If a line in the data holds the string "Everyone", list it.
▼▼▼
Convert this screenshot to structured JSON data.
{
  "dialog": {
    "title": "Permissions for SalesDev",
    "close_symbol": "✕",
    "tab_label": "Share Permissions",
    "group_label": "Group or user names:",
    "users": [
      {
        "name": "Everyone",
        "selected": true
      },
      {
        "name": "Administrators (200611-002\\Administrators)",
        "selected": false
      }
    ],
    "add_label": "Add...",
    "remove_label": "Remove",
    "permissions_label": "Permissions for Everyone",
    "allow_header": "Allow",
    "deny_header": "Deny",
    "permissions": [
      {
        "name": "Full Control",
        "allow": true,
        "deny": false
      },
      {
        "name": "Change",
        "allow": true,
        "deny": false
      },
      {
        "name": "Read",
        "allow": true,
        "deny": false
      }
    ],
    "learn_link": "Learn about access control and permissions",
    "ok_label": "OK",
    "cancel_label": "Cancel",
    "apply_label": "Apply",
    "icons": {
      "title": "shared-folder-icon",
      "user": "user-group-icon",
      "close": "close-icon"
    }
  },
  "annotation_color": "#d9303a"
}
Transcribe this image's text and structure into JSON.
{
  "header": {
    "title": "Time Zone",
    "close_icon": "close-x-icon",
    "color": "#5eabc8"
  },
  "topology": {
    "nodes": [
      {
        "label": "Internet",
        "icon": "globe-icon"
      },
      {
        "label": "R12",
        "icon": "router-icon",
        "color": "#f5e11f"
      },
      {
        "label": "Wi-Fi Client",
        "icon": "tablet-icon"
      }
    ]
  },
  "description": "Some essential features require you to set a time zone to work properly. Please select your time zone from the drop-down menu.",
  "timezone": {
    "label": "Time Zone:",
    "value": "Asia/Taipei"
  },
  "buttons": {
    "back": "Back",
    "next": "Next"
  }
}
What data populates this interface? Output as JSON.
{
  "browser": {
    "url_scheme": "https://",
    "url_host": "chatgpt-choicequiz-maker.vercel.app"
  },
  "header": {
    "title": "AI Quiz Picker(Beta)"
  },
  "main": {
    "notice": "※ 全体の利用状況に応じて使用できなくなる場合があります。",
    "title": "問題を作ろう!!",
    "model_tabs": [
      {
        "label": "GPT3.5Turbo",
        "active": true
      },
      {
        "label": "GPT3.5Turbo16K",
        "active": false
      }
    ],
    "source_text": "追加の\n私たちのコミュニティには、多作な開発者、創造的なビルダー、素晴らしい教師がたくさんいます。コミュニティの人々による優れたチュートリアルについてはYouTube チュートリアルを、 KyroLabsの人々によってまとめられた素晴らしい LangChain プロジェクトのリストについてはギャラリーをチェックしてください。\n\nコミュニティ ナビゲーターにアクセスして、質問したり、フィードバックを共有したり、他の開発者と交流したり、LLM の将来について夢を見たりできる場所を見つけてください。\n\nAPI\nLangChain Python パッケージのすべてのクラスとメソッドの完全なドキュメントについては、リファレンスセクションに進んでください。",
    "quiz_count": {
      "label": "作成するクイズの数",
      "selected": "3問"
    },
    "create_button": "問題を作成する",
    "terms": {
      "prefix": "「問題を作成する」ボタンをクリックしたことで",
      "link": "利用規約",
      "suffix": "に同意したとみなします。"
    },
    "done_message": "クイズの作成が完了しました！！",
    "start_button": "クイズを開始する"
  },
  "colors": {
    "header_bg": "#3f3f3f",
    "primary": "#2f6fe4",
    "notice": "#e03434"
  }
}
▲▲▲
- [SOLUTION BELOW]:
        "name": "Everyone",
    "permissions_label": "Permissions for Everyone",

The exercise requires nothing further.